▸ REQUIRED WORK:
Locate the word "type" in the material, then show every line that holds it.

--- RAW DATA Enclosed Below ---

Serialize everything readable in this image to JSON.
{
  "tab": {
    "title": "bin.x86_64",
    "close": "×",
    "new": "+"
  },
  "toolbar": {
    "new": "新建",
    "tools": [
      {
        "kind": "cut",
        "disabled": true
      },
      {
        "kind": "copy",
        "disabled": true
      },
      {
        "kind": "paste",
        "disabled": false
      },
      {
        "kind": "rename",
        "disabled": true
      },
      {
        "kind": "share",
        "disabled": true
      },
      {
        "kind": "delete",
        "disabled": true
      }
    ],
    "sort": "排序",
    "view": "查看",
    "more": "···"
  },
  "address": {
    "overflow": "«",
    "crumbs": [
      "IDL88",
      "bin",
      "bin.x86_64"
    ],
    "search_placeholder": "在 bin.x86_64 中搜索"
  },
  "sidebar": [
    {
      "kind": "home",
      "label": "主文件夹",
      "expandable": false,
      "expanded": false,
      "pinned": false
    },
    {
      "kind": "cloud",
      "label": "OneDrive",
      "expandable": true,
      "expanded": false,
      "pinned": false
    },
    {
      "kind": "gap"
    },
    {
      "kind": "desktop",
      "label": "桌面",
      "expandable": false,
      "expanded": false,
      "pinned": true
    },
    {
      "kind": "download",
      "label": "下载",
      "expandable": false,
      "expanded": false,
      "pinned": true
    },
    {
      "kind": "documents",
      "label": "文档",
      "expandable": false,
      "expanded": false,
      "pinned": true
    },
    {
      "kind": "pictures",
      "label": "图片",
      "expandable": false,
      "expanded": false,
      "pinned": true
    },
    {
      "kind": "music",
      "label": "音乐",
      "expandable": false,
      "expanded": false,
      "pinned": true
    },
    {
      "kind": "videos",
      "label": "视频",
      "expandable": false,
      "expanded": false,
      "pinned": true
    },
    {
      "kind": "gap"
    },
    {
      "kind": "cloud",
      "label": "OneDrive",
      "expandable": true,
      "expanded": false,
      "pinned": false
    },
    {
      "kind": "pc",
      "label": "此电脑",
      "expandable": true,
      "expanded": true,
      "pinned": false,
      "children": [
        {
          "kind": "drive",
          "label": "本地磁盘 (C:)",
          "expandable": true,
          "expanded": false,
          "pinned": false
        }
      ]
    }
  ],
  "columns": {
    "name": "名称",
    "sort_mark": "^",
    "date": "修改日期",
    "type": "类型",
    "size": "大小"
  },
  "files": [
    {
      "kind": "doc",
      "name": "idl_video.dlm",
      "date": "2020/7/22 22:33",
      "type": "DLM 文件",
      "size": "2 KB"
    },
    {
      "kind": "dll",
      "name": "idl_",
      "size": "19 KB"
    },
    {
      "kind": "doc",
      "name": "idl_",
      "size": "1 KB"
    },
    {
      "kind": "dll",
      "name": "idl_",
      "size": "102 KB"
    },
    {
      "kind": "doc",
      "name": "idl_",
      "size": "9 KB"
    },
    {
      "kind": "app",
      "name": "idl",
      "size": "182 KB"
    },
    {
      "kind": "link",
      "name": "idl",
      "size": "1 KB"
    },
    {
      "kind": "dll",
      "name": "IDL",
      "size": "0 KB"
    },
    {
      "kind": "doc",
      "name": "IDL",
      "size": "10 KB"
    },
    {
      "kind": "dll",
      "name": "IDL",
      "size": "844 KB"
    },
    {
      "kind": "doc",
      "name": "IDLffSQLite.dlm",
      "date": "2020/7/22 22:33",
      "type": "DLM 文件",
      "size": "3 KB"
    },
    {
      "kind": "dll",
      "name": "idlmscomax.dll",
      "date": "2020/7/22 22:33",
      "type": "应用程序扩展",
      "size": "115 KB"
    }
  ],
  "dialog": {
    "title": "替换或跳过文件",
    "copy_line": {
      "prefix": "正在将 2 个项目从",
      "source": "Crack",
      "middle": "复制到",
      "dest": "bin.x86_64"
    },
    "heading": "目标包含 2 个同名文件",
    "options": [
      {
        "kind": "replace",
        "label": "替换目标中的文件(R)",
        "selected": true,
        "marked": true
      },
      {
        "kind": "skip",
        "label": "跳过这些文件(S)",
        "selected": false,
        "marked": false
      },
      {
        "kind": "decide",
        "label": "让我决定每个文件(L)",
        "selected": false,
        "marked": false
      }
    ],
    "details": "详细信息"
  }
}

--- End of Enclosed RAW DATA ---

▸ RESPONSE TO THIS TASK:
    "type": "类型",
      "type": "DLM 文件",
      "type": "DLM 文件",
      "type": "应用程序扩展",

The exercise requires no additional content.